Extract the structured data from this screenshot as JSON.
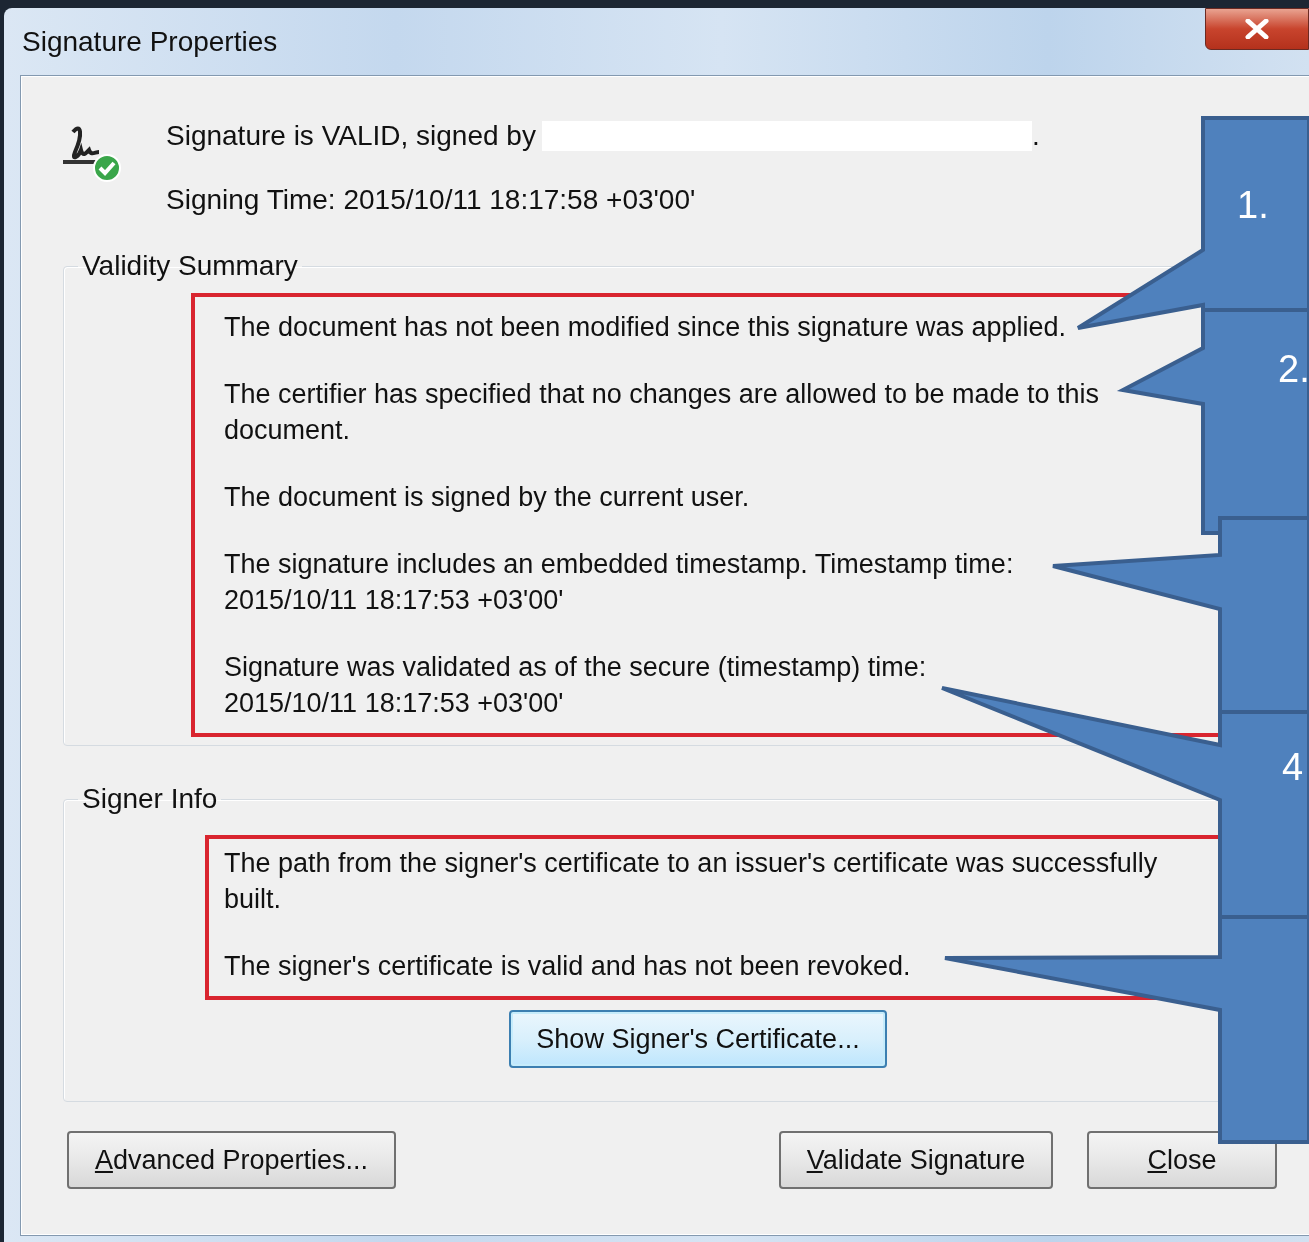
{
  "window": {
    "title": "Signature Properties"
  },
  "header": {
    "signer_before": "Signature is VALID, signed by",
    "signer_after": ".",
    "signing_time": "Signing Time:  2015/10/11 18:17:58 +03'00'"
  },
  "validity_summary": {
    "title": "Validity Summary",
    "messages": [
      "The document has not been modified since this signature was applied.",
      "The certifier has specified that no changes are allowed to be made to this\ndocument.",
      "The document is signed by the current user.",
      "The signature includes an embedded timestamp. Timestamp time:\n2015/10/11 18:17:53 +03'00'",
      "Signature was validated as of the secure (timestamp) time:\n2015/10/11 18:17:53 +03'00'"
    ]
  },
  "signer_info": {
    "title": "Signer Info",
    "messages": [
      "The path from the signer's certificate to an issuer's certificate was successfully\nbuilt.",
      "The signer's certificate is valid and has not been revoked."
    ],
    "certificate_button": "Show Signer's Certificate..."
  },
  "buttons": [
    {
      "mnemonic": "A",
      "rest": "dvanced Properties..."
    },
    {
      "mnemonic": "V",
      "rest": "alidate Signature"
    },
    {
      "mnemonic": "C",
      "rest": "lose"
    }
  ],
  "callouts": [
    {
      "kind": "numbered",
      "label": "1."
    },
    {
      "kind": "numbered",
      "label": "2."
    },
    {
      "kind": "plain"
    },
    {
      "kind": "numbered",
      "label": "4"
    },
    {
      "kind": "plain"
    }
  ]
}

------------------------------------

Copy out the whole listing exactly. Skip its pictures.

*Output of the task*
Extract the structured data from this screenshot as JSON.
{
  "window": {
    "title": "Signature Properties"
  },
  "header": {
    "signer_before": "Signature is VALID, signed by",
    "signer_after": ".",
    "signing_time": "Signing Time:  2015/10/11 18:17:58 +03'00'"
  },
  "validity_summary": {
    "title": "Validity Summary",
    "messages": [
      "The document has not been modified since this signature was applied.",
      "The certifier has specified that no changes are allowed to be made to this\ndocument.",
      "The document is signed by the current user.",
      "The signature includes an embedded timestamp. Timestamp time:\n2015/10/11 18:17:53 +03'00'",
      "Signature was validated as of the secure (timestamp) time:\n2015/10/11 18:17:53 +03'00'"
    ]
  },
  "signer_info": {
    "title": "Signer Info",
    "messages": [
      "The path from the signer's certificate to an issuer's certificate was successfully\nbuilt.",
      "The signer's certificate is valid and has not been revoked."
    ],
    "certificate_button": "Show Signer's Certificate..."
  },
  "buttons": [
    {
      "mnemonic": "A",
      "rest": "dvanced Properties..."
    },
    {
      "mnemonic": "V",
      "rest": "alidate Signature"
    },
    {
      "mnemonic": "C",
      "rest": "lose"
    }
  ],
  "callouts": [
    {
      "kind": "numbered",
      "label": "1."
    },
    {
      "kind": "numbered",
      "label": "2."
    },
    {
      "kind": "plain"
    },
    {
      "kind": "numbered",
      "label": "4"
    },
    {
      "kind": "plain"
    }
  ]
}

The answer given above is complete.